Segment Start: Data
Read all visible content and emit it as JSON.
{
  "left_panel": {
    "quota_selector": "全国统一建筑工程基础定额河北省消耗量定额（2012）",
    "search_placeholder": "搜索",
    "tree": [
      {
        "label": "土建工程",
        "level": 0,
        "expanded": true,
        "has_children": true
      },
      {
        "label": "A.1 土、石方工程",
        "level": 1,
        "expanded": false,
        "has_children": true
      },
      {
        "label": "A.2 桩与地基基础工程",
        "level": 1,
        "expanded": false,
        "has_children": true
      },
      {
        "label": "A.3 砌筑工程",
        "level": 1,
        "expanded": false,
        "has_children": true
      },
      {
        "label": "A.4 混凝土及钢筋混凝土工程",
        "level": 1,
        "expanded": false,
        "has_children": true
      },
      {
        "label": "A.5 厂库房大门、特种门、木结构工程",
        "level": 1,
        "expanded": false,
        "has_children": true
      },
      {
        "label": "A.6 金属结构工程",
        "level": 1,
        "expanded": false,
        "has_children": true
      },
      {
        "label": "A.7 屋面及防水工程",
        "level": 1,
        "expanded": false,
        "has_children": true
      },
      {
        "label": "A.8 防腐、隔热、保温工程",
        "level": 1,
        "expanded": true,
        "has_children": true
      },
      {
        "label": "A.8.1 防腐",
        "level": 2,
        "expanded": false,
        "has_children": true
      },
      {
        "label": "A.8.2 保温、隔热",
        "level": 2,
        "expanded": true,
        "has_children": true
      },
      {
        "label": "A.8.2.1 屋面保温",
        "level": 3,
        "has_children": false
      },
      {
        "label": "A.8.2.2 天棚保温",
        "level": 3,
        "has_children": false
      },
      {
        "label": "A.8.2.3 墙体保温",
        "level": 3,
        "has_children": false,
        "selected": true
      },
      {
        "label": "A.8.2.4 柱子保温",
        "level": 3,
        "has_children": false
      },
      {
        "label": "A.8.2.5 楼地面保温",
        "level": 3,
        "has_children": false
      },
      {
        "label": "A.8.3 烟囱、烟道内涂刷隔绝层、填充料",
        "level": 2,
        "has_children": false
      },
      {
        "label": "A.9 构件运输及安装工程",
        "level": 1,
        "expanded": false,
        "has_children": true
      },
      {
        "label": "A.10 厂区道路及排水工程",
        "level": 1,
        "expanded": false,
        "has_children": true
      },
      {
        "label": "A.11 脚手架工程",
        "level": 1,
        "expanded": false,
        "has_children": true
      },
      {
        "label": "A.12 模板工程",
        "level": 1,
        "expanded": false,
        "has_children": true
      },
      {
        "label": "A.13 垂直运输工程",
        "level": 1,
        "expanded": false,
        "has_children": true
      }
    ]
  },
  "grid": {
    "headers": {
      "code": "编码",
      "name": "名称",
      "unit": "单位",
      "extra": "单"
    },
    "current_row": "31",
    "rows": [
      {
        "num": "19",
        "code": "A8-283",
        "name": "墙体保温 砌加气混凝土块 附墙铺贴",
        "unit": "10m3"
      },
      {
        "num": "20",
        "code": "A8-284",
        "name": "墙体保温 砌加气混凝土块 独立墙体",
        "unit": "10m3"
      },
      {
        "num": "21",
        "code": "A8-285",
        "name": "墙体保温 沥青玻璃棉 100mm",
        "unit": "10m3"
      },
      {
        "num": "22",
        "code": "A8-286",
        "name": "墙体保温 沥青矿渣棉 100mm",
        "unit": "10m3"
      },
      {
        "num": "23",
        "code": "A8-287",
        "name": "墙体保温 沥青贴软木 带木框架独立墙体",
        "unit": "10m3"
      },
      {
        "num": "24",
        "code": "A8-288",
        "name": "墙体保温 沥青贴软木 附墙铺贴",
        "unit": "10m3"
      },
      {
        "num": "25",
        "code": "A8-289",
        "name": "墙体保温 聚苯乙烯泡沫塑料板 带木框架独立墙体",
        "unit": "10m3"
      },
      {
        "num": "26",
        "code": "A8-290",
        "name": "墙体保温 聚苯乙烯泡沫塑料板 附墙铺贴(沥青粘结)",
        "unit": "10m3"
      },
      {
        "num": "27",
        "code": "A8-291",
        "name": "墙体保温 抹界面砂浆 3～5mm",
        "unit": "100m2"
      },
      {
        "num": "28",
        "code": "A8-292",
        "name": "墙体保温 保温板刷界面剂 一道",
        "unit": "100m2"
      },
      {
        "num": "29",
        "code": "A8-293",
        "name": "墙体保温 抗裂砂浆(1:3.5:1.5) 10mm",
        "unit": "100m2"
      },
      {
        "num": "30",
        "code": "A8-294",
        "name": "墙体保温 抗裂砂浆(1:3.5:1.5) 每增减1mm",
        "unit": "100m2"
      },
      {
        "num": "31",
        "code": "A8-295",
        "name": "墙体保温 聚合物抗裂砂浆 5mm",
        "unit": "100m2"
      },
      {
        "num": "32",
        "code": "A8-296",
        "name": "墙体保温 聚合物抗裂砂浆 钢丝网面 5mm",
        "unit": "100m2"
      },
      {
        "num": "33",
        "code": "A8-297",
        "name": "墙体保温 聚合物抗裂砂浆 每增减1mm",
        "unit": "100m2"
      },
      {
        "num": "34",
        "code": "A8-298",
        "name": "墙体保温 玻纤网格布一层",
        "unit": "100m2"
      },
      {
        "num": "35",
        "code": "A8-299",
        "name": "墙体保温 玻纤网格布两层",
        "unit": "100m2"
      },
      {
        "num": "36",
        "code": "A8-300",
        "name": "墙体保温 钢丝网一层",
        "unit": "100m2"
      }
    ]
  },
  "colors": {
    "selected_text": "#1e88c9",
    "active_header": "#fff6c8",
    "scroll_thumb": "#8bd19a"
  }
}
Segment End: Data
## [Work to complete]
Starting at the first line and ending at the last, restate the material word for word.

## [Solution below]
Read all visible content and emit it as JSON.
{
  "left_panel": {
    "quota_selector": "全国统一建筑工程基础定额河北省消耗量定额（2012）",
    "search_placeholder": "搜索",
    "tree": [
      {
        "label": "土建工程",
        "level": 0,
        "expanded": true,
        "has_children": true
      },
      {
        "label": "A.1 土、石方工程",
        "level": 1,
        "expanded": false,
        "has_children": true
      },
      {
        "label": "A.2 桩与地基基础工程",
        "level": 1,
        "expanded": false,
        "has_children": true
      },
      {
        "label": "A.3 砌筑工程",
        "level": 1,
        "expanded": false,
        "has_children": true
      },
      {
        "label": "A.4 混凝土及钢筋混凝土工程",
        "level": 1,
        "expanded": false,
        "has_children": true
      },
      {
        "label": "A.5 厂库房大门、特种门、木结构工程",
        "level": 1,
        "expanded": false,
        "has_children": true
      },
      {
        "label": "A.6 金属结构工程",
        "level": 1,
        "expanded": false,
        "has_children": true
      },
      {
        "label": "A.7 屋面及防水工程",
        "level": 1,
        "expanded": false,
        "has_children": true
      },
      {
        "label": "A.8 防腐、隔热、保温工程",
        "level": 1,
        "expanded": true,
        "has_children": true
      },
      {
        "label": "A.8.1 防腐",
        "level": 2,
        "expanded": false,
        "has_children": true
      },
      {
        "label": "A.8.2 保温、隔热",
        "level": 2,
        "expanded": true,
        "has_children": true
      },
      {
        "label": "A.8.2.1 屋面保温",
        "level": 3,
        "has_children": false
      },
      {
        "label": "A.8.2.2 天棚保温",
        "level": 3,
        "has_children": false
      },
      {
        "label": "A.8.2.3 墙体保温",
        "level": 3,
        "has_children": false,
        "selected": true
      },
      {
        "label": "A.8.2.4 柱子保温",
        "level": 3,
        "has_children": false
      },
      {
        "label": "A.8.2.5 楼地面保温",
        "level": 3,
        "has_children": false
      },
      {
        "label": "A.8.3 烟囱、烟道内涂刷隔绝层、填充料",
        "level": 2,
        "has_children": false
      },
      {
        "label": "A.9 构件运输及安装工程",
        "level": 1,
        "expanded": false,
        "has_children": true
      },
      {
        "label": "A.10 厂区道路及排水工程",
        "level": 1,
        "expanded": false,
        "has_children": true
      },
      {
        "label": "A.11 脚手架工程",
        "level": 1,
        "expanded": false,
        "has_children": true
      },
      {
        "label": "A.12 模板工程",
        "level": 1,
        "expanded": false,
        "has_children": true
      },
      {
        "label": "A.13 垂直运输工程",
        "level": 1,
        "expanded": false,
        "has_children": true
      }
    ]
  },
  "grid": {
    "headers": {
      "code": "编码",
      "name": "名称",
      "unit": "单位",
      "extra": "单"
    },
    "current_row": "31",
    "rows": [
      {
        "num": "19",
        "code": "A8-283",
        "name": "墙体保温 砌加气混凝土块 附墙铺贴",
        "unit": "10m3"
      },
      {
        "num": "20",
        "code": "A8-284",
        "name": "墙体保温 砌加气混凝土块 独立墙体",
        "unit": "10m3"
      },
      {
        "num": "21",
        "code": "A8-285",
        "name": "墙体保温 沥青玻璃棉 100mm",
        "unit": "10m3"
      },
      {
        "num": "22",
        "code": "A8-286",
        "name": "墙体保温 沥青矿渣棉 100mm",
        "unit": "10m3"
      },
      {
        "num": "23",
        "code": "A8-287",
        "name": "墙体保温 沥青贴软木 带木框架独立墙体",
        "unit": "10m3"
      },
      {
        "num": "24",
        "code": "A8-288",
        "name": "墙体保温 沥青贴软木 附墙铺贴",
        "unit": "10m3"
      },
      {
        "num": "25",
        "code": "A8-289",
        "name": "墙体保温 聚苯乙烯泡沫塑料板 带木框架独立墙体",
        "unit": "10m3"
      },
      {
        "num": "26",
        "code": "A8-290",
        "name": "墙体保温 聚苯乙烯泡沫塑料板 附墙铺贴(沥青粘结)",
        "unit": "10m3"
      },
      {
        "num": "27",
        "code": "A8-291",
        "name": "墙体保温 抹界面砂浆 3～5mm",
        "unit": "100m2"
      },
      {
        "num": "28",
        "code": "A8-292",
        "name": "墙体保温 保温板刷界面剂 一道",
        "unit": "100m2"
      },
      {
        "num": "29",
        "code": "A8-293",
        "name": "墙体保温 抗裂砂浆(1:3.5:1.5) 10mm",
        "unit": "100m2"
      },
      {
        "num": "30",
        "code": "A8-294",
        "name": "墙体保温 抗裂砂浆(1:3.5:1.5) 每增减1mm",
        "unit": "100m2"
      },
      {
        "num": "31",
        "code": "A8-295",
        "name": "墙体保温 聚合物抗裂砂浆 5mm",
        "unit": "100m2"
      },
      {
        "num": "32",
        "code": "A8-296",
        "name": "墙体保温 聚合物抗裂砂浆 钢丝网面 5mm",
        "unit": "100m2"
      },
      {
        "num": "33",
        "code": "A8-297",
        "name": "墙体保温 聚合物抗裂砂浆 每增减1mm",
        "unit": "100m2"
      },
      {
        "num": "34",
        "code": "A8-298",
        "name": "墙体保温 玻纤网格布一层",
        "unit": "100m2"
      },
      {
        "num": "35",
        "code": "A8-299",
        "name": "墙体保温 玻纤网格布两层",
        "unit": "100m2"
      },
      {
        "num": "36",
        "code": "A8-300",
        "name": "墙体保温 钢丝网一层",
        "unit": "100m2"
      }
    ]
  },
  "colors": {
    "selected_text": "#1e88c9",
    "active_header": "#fff6c8",
    "scroll_thumb": "#8bd19a"
  }
}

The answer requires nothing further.